(Work to be completed)
Take the records below and set them down exactly, so that every line matches the original.

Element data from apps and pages
• • •

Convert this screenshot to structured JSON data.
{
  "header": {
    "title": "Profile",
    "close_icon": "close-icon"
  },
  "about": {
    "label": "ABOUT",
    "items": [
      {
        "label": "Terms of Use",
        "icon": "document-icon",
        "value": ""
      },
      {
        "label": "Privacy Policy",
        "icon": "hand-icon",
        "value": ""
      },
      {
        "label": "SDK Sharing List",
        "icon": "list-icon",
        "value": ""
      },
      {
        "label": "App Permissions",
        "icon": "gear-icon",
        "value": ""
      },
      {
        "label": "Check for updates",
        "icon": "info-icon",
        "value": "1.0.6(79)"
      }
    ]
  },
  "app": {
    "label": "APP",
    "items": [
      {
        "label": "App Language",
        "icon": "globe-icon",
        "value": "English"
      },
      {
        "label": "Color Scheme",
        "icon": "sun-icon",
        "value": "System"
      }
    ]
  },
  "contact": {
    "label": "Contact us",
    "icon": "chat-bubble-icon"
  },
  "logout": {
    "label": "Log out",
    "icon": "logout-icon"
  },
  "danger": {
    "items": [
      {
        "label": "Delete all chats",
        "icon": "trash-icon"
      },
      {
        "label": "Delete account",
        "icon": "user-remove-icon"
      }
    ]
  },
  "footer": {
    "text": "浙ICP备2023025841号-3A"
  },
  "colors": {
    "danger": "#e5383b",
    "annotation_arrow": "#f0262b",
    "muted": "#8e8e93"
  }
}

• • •

(Your solution)
Convert this screenshot to structured JSON data.
{
  "header": {
    "title": "Profile",
    "close_icon": "close-icon"
  },
  "about": {
    "label": "ABOUT",
    "items": [
      {
        "label": "Terms of Use",
        "icon": "document-icon",
        "value": ""
      },
      {
        "label": "Privacy Policy",
        "icon": "hand-icon",
        "value": ""
      },
      {
        "label": "SDK Sharing List",
        "icon": "list-icon",
        "value": ""
      },
      {
        "label": "App Permissions",
        "icon": "gear-icon",
        "value": ""
      },
      {
        "label": "Check for updates",
        "icon": "info-icon",
        "value": "1.0.6(79)"
      }
    ]
  },
  "app": {
    "label": "APP",
    "items": [
      {
        "label": "App Language",
        "icon": "globe-icon",
        "value": "English"
      },
      {
        "label": "Color Scheme",
        "icon": "sun-icon",
        "value": "System"
      }
    ]
  },
  "contact": {
    "label": "Contact us",
    "icon": "chat-bubble-icon"
  },
  "logout": {
    "label": "Log out",
    "icon": "logout-icon"
  },
  "danger": {
    "items": [
      {
        "label": "Delete all chats",
        "icon": "trash-icon"
      },
      {
        "label": "Delete account",
        "icon": "user-remove-icon"
      }
    ]
  },
  "footer": {
    "text": "浙ICP备2023025841号-3A"
  },
  "colors": {
    "danger": "#e5383b",
    "annotation_arrow": "#f0262b",
    "muted": "#8e8e93"
  }
}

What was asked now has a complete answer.